Data records
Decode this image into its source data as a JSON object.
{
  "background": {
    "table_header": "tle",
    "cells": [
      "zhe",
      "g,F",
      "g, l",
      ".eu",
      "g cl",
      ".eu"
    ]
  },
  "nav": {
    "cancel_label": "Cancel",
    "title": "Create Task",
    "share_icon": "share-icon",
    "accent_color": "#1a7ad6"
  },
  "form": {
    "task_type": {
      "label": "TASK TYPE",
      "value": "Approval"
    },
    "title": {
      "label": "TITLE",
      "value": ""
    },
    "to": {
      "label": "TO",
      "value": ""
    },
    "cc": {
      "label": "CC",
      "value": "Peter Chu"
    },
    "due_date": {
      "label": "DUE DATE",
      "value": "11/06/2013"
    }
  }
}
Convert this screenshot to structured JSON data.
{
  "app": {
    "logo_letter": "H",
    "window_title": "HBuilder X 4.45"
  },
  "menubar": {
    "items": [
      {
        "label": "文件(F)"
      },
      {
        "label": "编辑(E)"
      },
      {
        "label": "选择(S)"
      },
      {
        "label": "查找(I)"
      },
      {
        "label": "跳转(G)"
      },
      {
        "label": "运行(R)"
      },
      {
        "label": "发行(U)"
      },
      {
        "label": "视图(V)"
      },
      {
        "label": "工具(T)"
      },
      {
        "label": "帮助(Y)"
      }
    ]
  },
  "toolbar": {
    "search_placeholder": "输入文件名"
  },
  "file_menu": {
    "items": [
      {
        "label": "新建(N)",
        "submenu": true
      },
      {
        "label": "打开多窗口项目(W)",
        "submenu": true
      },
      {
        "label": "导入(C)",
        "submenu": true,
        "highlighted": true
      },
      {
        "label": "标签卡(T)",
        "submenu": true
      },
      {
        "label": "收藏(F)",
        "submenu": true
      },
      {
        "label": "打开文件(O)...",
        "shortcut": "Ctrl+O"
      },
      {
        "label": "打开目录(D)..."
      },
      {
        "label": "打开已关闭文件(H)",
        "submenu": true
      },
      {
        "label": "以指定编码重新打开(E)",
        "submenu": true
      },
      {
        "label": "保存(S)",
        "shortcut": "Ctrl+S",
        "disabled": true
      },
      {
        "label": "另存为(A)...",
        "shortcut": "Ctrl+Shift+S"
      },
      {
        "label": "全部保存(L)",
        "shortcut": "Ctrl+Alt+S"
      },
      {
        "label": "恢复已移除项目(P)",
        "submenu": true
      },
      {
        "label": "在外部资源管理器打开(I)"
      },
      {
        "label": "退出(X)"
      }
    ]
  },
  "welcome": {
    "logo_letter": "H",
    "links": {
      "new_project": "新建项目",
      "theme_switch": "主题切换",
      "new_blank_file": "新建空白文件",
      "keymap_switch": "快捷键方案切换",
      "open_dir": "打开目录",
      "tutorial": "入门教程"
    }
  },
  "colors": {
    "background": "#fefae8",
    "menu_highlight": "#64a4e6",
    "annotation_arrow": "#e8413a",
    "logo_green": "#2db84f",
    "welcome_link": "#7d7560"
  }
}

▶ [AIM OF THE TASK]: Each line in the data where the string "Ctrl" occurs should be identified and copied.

▶ [WORKED SOLUTION]:
        "shortcut": "Ctrl+O"
        "shortcut": "Ctrl+S",
        "shortcut": "Ctrl+Shift+S"
        "shortcut": "Ctrl+Alt+S"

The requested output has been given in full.